Dr. Alice Horowitz, research associate professor in the department of behavioral and community health and the Herschel S. Horowitz Center for Health Literacy at the University of Maryland School of Public Health, received honorary membership from the American Dental Association (ADA) on October 13.
[Photo: Alissa Leigh, Dr. Horowitz’s granddaughter; Dr. Alice Horowitz; Dr. Joe Alderman, executive director, American Board of Dental Public Health]
One of four to receive honorary membership at the ADA 2014 annual meeting, Dr. Horowitz was recognized for her longstanding work on oral health literacy, and particularly her mentorship of dental health professionals on how to best communicate with patients.
“Throughout my career, I have focused on primary prevention of oral diseases – especially dental caries and oral cancers,” Dr. Horowitz said in remarks given at the ADA conference. “My focus on oral health literacy is based on available research and on the belief that increased health literacy can and does make a difference for the public’s overall health and wellness. This is especially true for vulnerable populations.”
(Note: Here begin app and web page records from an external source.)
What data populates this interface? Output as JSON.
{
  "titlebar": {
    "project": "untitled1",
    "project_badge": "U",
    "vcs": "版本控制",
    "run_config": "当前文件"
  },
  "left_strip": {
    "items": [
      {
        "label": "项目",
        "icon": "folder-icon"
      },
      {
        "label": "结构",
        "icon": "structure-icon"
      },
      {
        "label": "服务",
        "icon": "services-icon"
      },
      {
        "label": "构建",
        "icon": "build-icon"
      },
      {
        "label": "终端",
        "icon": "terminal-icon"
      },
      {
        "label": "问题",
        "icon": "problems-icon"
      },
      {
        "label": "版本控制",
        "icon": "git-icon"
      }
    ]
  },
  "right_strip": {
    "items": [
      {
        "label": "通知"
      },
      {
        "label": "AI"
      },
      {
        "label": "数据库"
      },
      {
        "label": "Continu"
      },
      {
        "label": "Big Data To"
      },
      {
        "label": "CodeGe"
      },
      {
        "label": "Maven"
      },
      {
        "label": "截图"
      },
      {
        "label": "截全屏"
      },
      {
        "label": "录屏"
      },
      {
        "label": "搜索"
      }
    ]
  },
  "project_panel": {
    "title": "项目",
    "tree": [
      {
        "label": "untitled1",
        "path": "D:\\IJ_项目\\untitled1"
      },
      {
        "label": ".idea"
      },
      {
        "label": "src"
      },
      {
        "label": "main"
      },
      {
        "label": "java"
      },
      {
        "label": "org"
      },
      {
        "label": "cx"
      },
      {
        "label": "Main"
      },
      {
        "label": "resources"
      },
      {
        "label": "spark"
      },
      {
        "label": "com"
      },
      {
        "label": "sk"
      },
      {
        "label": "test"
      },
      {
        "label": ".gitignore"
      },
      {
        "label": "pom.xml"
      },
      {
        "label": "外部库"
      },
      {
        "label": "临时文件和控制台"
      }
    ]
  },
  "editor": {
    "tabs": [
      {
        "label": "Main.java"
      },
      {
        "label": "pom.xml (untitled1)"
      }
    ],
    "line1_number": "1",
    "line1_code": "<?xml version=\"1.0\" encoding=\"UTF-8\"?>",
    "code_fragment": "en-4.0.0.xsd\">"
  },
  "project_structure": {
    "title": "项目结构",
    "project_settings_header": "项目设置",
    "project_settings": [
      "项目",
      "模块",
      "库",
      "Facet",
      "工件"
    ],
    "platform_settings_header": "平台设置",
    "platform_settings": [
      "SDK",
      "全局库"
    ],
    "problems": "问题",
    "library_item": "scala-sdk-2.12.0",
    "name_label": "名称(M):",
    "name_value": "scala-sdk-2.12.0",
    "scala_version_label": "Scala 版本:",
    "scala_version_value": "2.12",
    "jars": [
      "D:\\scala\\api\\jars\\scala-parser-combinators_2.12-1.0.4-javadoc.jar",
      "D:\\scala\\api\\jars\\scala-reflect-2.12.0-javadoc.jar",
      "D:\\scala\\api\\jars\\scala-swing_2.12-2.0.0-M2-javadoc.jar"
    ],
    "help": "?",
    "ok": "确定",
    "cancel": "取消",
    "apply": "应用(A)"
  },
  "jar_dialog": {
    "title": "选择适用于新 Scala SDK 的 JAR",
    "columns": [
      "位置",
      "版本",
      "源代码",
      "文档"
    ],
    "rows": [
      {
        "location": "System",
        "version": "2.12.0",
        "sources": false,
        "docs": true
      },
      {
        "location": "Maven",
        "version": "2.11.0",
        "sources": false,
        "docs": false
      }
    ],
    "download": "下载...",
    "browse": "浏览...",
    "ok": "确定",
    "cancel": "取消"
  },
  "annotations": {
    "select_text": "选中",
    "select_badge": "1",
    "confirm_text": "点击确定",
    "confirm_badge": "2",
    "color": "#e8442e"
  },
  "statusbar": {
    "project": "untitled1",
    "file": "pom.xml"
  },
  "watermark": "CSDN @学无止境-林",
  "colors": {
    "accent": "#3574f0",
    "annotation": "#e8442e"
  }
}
In her presentation, Dr. Horowitz urged the ADA to continue its “leadership role” in community water fluoridation, which helps prevent cavities and other oral health problems, as well as to increase the oral health literacy of the public, dental health professionals, and policymakers. In Dr. Horowitz’s research, she has found that many people, particularly low-income populations, do not understand the importance of receiving fluoride through drinking water, and may miss out on its dental health benefits by consuming bottled water.
Later in the conference, the ADA’s House of Delegates debated funding a $500,000 water fluoridation campaign and quoted Dr. Horowitz’s remarks as support for funding the program. The ADA’s House of Delegates ultimately voted to fund the fluoridation campaign.
Dr. Horowitz began her career as a dental hygienist and started volunteering in the community at that time, which cemented her interest in primary prevention. She developed a greater understanding of public health through working with the Head Start program, while employed by the U.S. Public Health Service. Dr. Horowitz brought her strong interest in prevention and community-based programs to her work as a senior scientist at the National Institute of Dental and Craniofacial Health (NIDCR), where she helped develop community-based programs in preventing tooth decay.